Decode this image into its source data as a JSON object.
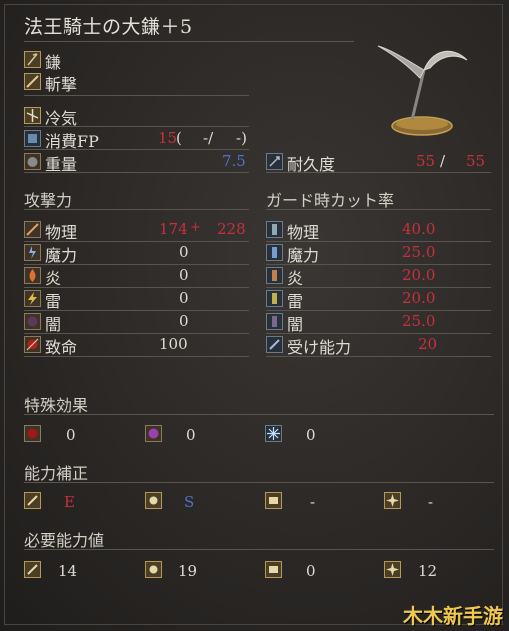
{
  "title": "法王騎士の大鎌＋5",
  "weapon_types": [
    "鎌",
    "斬撃"
  ],
  "attributes": {
    "frost_label": "冷気",
    "fp_label": "消費FP",
    "fp_value": "15",
    "fp_paren_open": "(",
    "fp_min": "-/",
    "fp_max": "-)",
    "weight_label": "重量",
    "weight_value": "7.5",
    "durability_label": "耐久度",
    "durability_current": "55",
    "durability_sep": "/",
    "durability_max": "55"
  },
  "attack": {
    "heading": "攻撃力",
    "rows": [
      {
        "label": "物理",
        "base": "174",
        "plus": "+",
        "bonus": "228",
        "icon": "sword-icon"
      },
      {
        "label": "魔力",
        "base": "0",
        "icon": "magic-icon"
      },
      {
        "label": "炎",
        "base": "0",
        "icon": "fire-icon"
      },
      {
        "label": "雷",
        "base": "0",
        "icon": "lightning-icon"
      },
      {
        "label": "闇",
        "base": "0",
        "icon": "dark-icon"
      },
      {
        "label": "致命",
        "base": "100",
        "icon": "critical-icon"
      }
    ]
  },
  "guard": {
    "heading": "ガード時カット率",
    "rows": [
      {
        "label": "物理",
        "value": "40.0"
      },
      {
        "label": "魔力",
        "value": "25.0"
      },
      {
        "label": "炎",
        "value": "20.0"
      },
      {
        "label": "雷",
        "value": "20.0"
      },
      {
        "label": "闇",
        "value": "25.0"
      },
      {
        "label": "受け能力",
        "value": "20"
      }
    ]
  },
  "special": {
    "heading": "特殊効果",
    "items": [
      {
        "value": "0",
        "icon": "bleed-icon"
      },
      {
        "value": "0",
        "icon": "poison-icon"
      },
      {
        "value": "0",
        "icon": "frost-icon"
      }
    ]
  },
  "scaling": {
    "heading": "能力補正",
    "items": [
      {
        "value": "E",
        "icon": "strength-icon"
      },
      {
        "value": "S",
        "icon": "dexterity-icon"
      },
      {
        "value": "-",
        "icon": "intelligence-icon"
      },
      {
        "value": "-",
        "icon": "faith-icon"
      }
    ]
  },
  "requirements": {
    "heading": "必要能力値",
    "items": [
      {
        "value": "14",
        "icon": "strength-icon"
      },
      {
        "value": "19",
        "icon": "dexterity-icon"
      },
      {
        "value": "0",
        "icon": "intelligence-icon"
      },
      {
        "value": "12",
        "icon": "faith-icon"
      }
    ]
  },
  "watermark": "木木新手游",
  "colors": {
    "red": "#c8313a",
    "blue": "#4a75c8",
    "text": "#e0dbd2"
  }
}
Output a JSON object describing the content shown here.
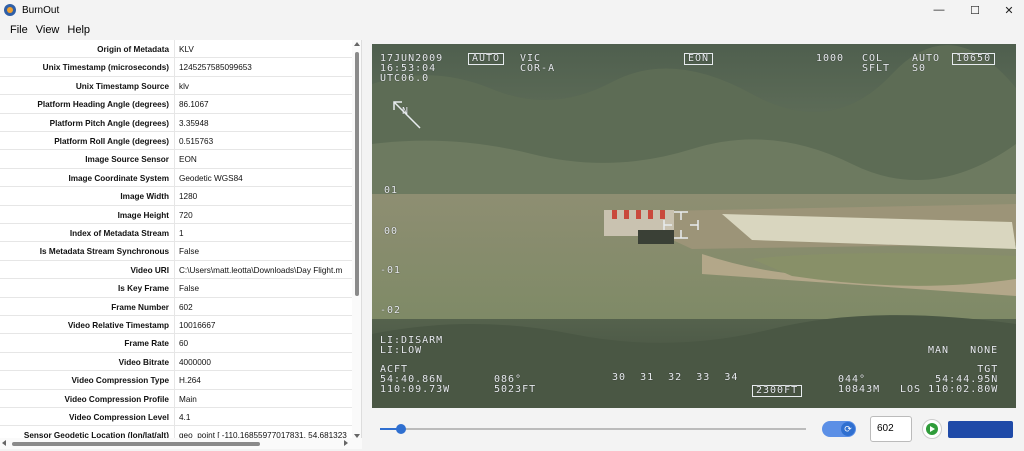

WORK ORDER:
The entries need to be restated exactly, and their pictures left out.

REPLY TO THE TASK:
Decode this image into its source data as a JSON object.
{
  "title": "法王騎士の大鎌＋5",
  "weapon_types": [
    "鎌",
    "斬撃"
  ],
  "attributes": {
    "frost_label": "冷気",
    "fp_label": "消費FP",
    "fp_value": "15",
    "fp_paren_open": "(",
    "fp_min": "-/",
    "fp_max": "-)",
    "weight_label": "重量",
    "weight_value": "7.5",
    "durability_label": "耐久度",
    "durability_current": "55",
    "durability_sep": "/",
    "durability_max": "55"
  },
  "attack": {
    "heading": "攻撃力",
    "rows": [
      {
        "label": "物理",
        "base": "174",
        "plus": "+",
        "bonus": "228",
        "icon": "sword-icon"
      },
      {
        "label": "魔力",
        "base": "0",
        "icon": "magic-icon"
      },
      {
        "label": "炎",
        "base": "0",
        "icon": "fire-icon"
      },
      {
        "label": "雷",
        "base": "0",
        "icon": "lightning-icon"
      },
      {
        "label": "闇",
        "base": "0",
        "icon": "dark-icon"
      },
      {
        "label": "致命",
        "base": "100",
        "icon": "critical-icon"
      }
    ]
  },
  "guard": {
    "heading": "ガード時カット率",
    "rows": [
      {
        "label": "物理",
        "value": "40.0"
      },
      {
        "label": "魔力",
        "value": "25.0"
      },
      {
        "label": "炎",
        "value": "20.0"
      },
      {
        "label": "雷",
        "value": "20.0"
      },
      {
        "label": "闇",
        "value": "25.0"
      },
      {
        "label": "受け能力",
        "value": "20"
      }
    ]
  },
  "special": {
    "heading": "特殊効果",
    "items": [
      {
        "value": "0",
        "icon": "bleed-icon"
      },
      {
        "value": "0",
        "icon": "poison-icon"
      },
      {
        "value": "0",
        "icon": "frost-icon"
      }
    ]
  },
  "scaling": {
    "heading": "能力補正",
    "items": [
      {
        "value": "E",
        "icon": "strength-icon"
      },
      {
        "value": "S",
        "icon": "dexterity-icon"
      },
      {
        "value": "-",
        "icon": "intelligence-icon"
      },
      {
        "value": "-",
        "icon": "faith-icon"
      }
    ]
  },
  "requirements": {
    "heading": "必要能力値",
    "items": [
      {
        "value": "14",
        "icon": "strength-icon"
      },
      {
        "value": "19",
        "icon": "dexterity-icon"
      },
      {
        "value": "0",
        "icon": "intelligence-icon"
      },
      {
        "value": "12",
        "icon": "faith-icon"
      }
    ]
  },
  "watermark": "木木新手游",
  "colors": {
    "red": "#c8313a",
    "blue": "#4a75c8",
    "text": "#e0dbd2"
  }
}
Output a JSON object describing the content shown here.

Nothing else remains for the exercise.